▶ HOW TO COMPLETE THIS TASK:
All lines of the following material must be written out exactly as they appear.

▶ INFORMATION PROVIDED:
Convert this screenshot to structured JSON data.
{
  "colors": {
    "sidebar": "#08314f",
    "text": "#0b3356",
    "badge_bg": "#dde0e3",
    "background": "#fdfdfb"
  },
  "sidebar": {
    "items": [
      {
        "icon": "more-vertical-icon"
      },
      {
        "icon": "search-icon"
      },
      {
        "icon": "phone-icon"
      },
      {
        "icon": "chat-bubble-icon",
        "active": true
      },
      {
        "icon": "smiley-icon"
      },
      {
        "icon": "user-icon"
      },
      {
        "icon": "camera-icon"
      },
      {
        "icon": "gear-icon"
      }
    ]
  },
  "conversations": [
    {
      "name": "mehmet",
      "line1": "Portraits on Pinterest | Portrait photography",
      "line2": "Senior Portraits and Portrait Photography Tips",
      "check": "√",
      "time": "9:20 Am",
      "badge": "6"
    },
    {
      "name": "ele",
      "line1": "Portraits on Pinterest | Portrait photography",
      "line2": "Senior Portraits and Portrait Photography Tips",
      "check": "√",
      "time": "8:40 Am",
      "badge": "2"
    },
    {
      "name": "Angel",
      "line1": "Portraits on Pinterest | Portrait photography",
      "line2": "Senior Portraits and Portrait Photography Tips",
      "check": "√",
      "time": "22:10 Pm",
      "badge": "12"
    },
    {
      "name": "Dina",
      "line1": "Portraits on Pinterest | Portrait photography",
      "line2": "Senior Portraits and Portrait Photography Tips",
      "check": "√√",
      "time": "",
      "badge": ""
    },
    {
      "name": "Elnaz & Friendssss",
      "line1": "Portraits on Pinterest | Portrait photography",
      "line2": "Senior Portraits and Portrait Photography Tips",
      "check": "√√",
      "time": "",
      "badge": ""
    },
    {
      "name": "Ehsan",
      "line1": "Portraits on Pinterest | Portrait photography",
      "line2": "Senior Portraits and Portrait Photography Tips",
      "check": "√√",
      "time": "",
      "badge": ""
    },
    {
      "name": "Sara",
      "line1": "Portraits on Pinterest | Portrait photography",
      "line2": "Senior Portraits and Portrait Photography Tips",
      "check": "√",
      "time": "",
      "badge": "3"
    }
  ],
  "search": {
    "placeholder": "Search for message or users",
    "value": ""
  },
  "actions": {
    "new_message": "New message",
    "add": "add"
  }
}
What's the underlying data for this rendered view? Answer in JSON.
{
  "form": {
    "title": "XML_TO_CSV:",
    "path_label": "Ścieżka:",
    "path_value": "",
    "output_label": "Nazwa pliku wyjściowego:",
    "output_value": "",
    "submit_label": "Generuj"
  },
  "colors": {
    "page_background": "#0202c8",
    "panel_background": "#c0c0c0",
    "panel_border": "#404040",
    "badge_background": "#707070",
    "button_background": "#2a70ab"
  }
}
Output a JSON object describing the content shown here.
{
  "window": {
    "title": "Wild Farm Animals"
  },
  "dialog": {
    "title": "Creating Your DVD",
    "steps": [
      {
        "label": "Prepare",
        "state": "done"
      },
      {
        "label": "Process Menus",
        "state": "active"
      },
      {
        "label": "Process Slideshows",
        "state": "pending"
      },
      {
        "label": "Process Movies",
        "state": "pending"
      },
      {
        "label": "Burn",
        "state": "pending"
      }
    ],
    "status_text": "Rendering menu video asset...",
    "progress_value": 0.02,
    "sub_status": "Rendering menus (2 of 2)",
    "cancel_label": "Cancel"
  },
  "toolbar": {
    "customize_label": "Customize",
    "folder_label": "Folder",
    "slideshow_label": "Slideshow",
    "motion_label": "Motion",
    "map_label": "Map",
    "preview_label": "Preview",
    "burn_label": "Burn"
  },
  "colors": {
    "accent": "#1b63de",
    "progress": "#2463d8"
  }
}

▶ ANSWER AREA:
Convert this screenshot to structured JSON data.
{
  "colors": {
    "sidebar": "#08314f",
    "text": "#0b3356",
    "badge_bg": "#dde0e3",
    "background": "#fdfdfb"
  },
  "sidebar": {
    "items": [
      {
        "icon": "more-vertical-icon"
      },
      {
        "icon": "search-icon"
      },
      {
        "icon": "phone-icon"
      },
      {
        "icon": "chat-bubble-icon",
        "active": true
      },
      {
        "icon": "smiley-icon"
      },
      {
        "icon": "user-icon"
      },
      {
        "icon": "camera-icon"
      },
      {
        "icon": "gear-icon"
      }
    ]
  },
  "conversations": [
    {
      "name": "mehmet",
      "line1": "Portraits on Pinterest | Portrait photography",
      "line2": "Senior Portraits and Portrait Photography Tips",
      "check": "√",
      "time": "9:20 Am",
      "badge": "6"
    },
    {
      "name": "ele",
      "line1": "Portraits on Pinterest | Portrait photography",
      "line2": "Senior Portraits and Portrait Photography Tips",
      "check": "√",
      "time": "8:40 Am",
      "badge": "2"
    },
    {
      "name": "Angel",
      "line1": "Portraits on Pinterest | Portrait photography",
      "line2": "Senior Portraits and Portrait Photography Tips",
      "check": "√",
      "time": "22:10 Pm",
      "badge": "12"
    },
    {
      "name": "Dina",
      "line1": "Portraits on Pinterest | Portrait photography",
      "line2": "Senior Portraits and Portrait Photography Tips",
      "check": "√√",
      "time": "",
      "badge": ""
    },
    {
      "name": "Elnaz & Friendssss",
      "line1": "Portraits on Pinterest | Portrait photography",
      "line2": "Senior Portraits and Portrait Photography Tips",
      "check": "√√",
      "time": "",
      "badge": ""
    },
    {
      "name": "Ehsan",
      "line1": "Portraits on Pinterest | Portrait photography",
      "line2": "Senior Portraits and Portrait Photography Tips",
      "check": "√√",
      "time": "",
      "badge": ""
    },
    {
      "name": "Sara",
      "line1": "Portraits on Pinterest | Portrait photography",
      "line2": "Senior Portraits and Portrait Photography Tips",
      "check": "√",
      "time": "",
      "badge": "3"
    }
  ],
  "search": {
    "placeholder": "Search for message or users",
    "value": ""
  },
  "actions": {
    "new_message": "New message",
    "add": "add"
  }
}
What's the underlying data for this rendered view? Answer in JSON.
{
  "form": {
    "title": "XML_TO_CSV:",
    "path_label": "Ścieżka:",
    "path_value": "",
    "output_label": "Nazwa pliku wyjściowego:",
    "output_value": "",
    "submit_label": "Generuj"
  },
  "colors": {
    "page_background": "#0202c8",
    "panel_background": "#c0c0c0",
    "panel_border": "#404040",
    "badge_background": "#707070",
    "button_background": "#2a70ab"
  }
}
Output a JSON object describing the content shown here.
{
  "window": {
    "title": "Wild Farm Animals"
  },
  "dialog": {
    "title": "Creating Your DVD",
    "steps": [
      {
        "label": "Prepare",
        "state": "done"
      },
      {
        "label": "Process Menus",
        "state": "active"
      },
      {
        "label": "Process Slideshows",
        "state": "pending"
      },
      {
        "label": "Process Movies",
        "state": "pending"
      },
      {
        "label": "Burn",
        "state": "pending"
      }
    ],
    "status_text": "Rendering menu video asset...",
    "progress_value": 0.02,
    "sub_status": "Rendering menus (2 of 2)",
    "cancel_label": "Cancel"
  },
  "toolbar": {
    "customize_label": "Customize",
    "folder_label": "Folder",
    "slideshow_label": "Slideshow",
    "motion_label": "Motion",
    "map_label": "Map",
    "preview_label": "Preview",
    "burn_label": "Burn"
  },
  "colors": {
    "accent": "#1b63de",
    "progress": "#2463d8"
  }
}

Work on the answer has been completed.